When animals must balance the fear of being eaten with their own need to feed, their decisions affect the whole ecosystem.
MSC Aquanaut, Liz Bentley Magee, recently caught up with College of Science blogger, Angela Herring, about her experiences in Mission 31 thus far.
Professors Brian Helmuth and Mark Patterson are leading the scientific research during the latter half of Mission 31. Read about their motivation for taking part in this incredible event.
If fish are vocal creatures, can their prey hear them? And if so, how do they react?
Natural habitats are known to provide a range of “ecosystem services” that benefit not only the marine species that live there, but also their human neighbors.
Sara Williams, a research technician in the marine and environmental science lab of Mark Patterson, will lead a study on the gastrovascular system of corals as part of Mission 31.
To get a better sense of zooplankton’s behaviors and habits, Dwyer will be spearheading one of four Northeastern-led scientific projects during Mission 31.

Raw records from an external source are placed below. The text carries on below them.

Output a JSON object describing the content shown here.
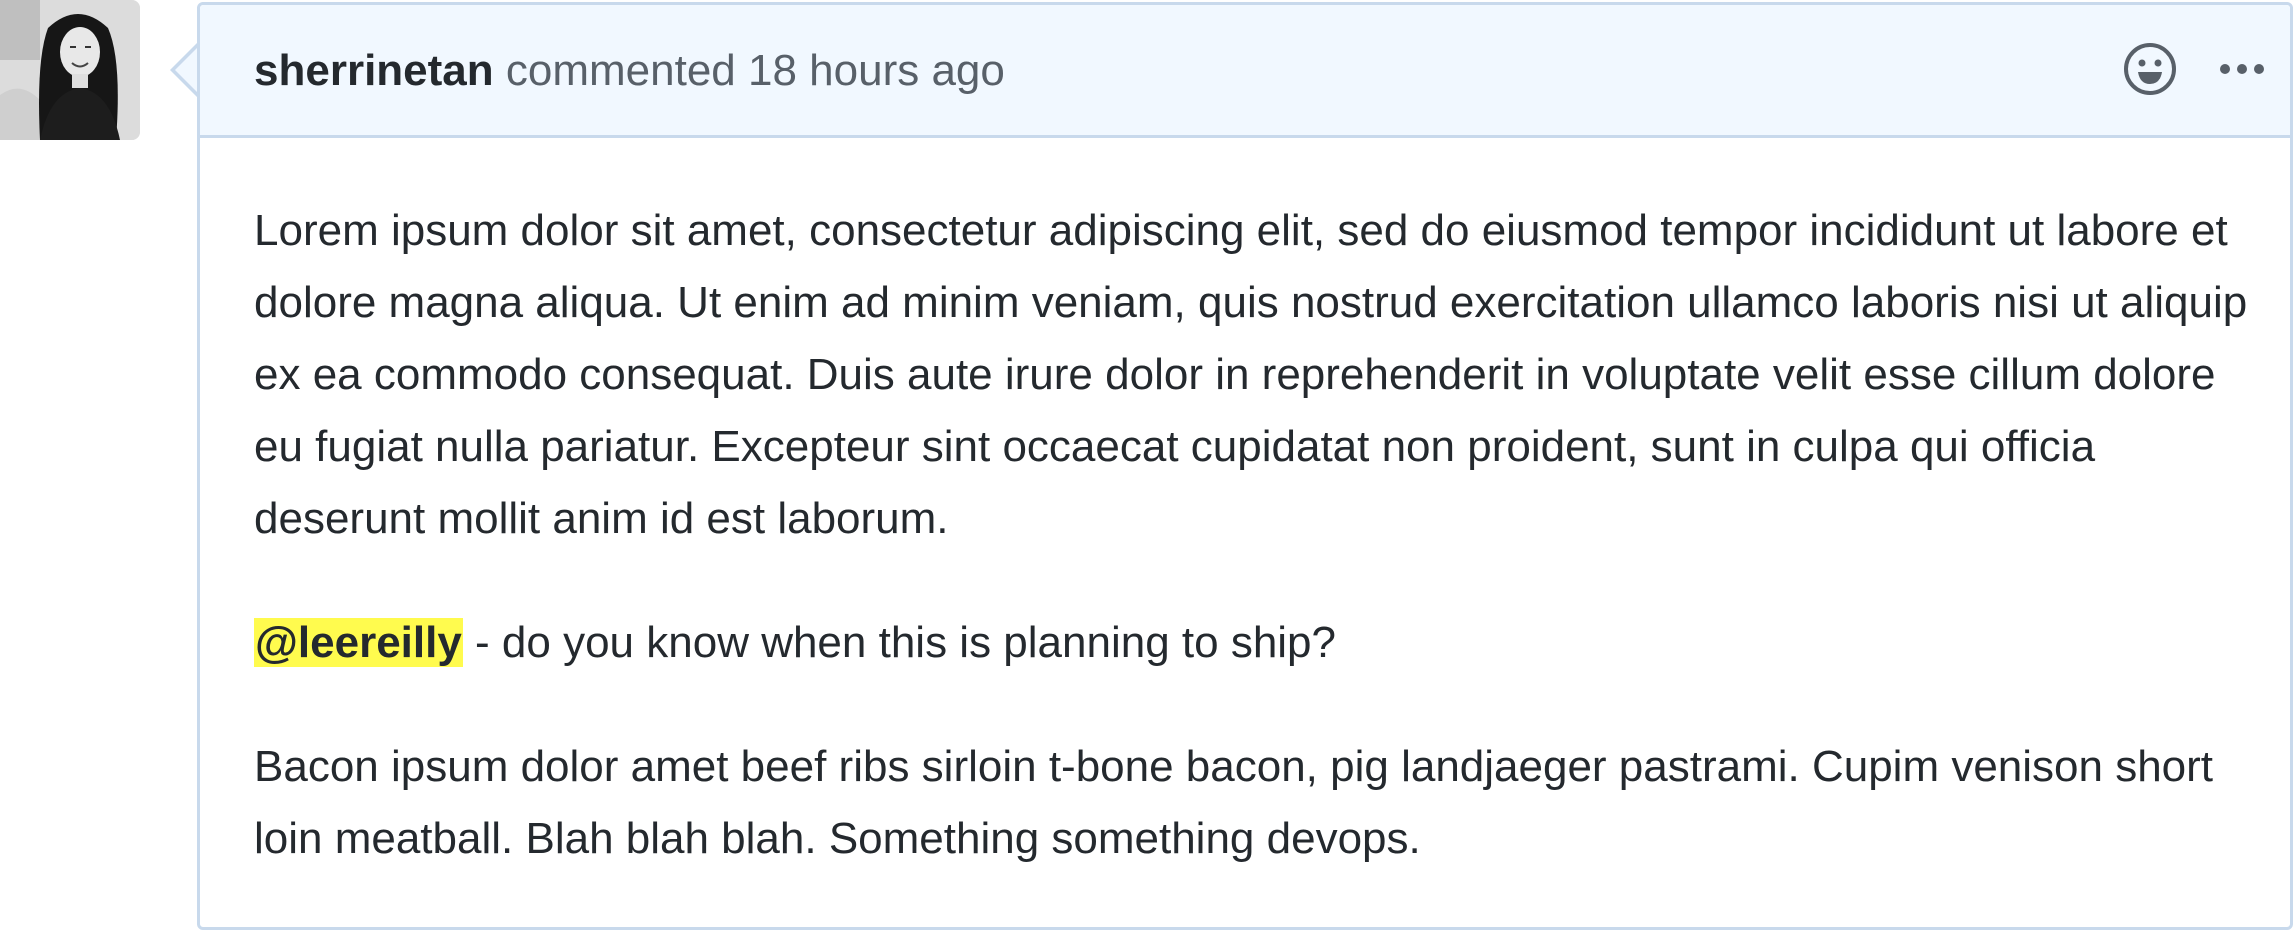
{
  "comment": {
    "author": "sherrinetan",
    "action": "commented",
    "timestamp": "18 hours ago",
    "header_icons": [
      "smiley-icon",
      "kebab-horizontal-icon"
    ],
    "paragraph1": "Lorem ipsum dolor sit amet, consectetur adipiscing elit, sed do eiusmod tempor incididunt ut labore et dolore magna aliqua. Ut enim ad minim veniam, quis nostrud exercitation ullamco laboris nisi ut aliquip ex ea commodo consequat. Duis aute irure dolor in reprehenderit in voluptate velit esse cillum dolore eu fugiat nulla pariatur. Excepteur sint occaecat cupidatat non proident, sunt in culpa qui officia deserunt mollit anim id est laborum.",
    "mention": "@leereilly",
    "mention_suffix": " - do you know when this is planning to ship?",
    "paragraph3": "Bacon ipsum dolor amet beef ribs sirloin t-bone bacon, pig landjaeger pastrami. Cupim venison short loin meatball. Blah blah blah. Something something devops."
  },
  "colors": {
    "header_bg": "#f1f8ff",
    "border": "#c8d9ec",
    "mention_highlight": "#fffb4e",
    "text": "#24292e",
    "muted_text": "#586069"
  }
}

“Sponges bring in a lot of energy from their surroundings, yet their growth rate is almost zero,” said Matzelle, a graduate student in the lab of Brian Helmuth, professor of marine and environmental science.
“To be here at the Marine Science Center and look at sustainability from an urban perspective is really unique—and so needed,” said Clark.
Oysters, the Brady Bunch and value meals, oh my! Find out what Northeastern University ecologist David Kimbro has to say about it.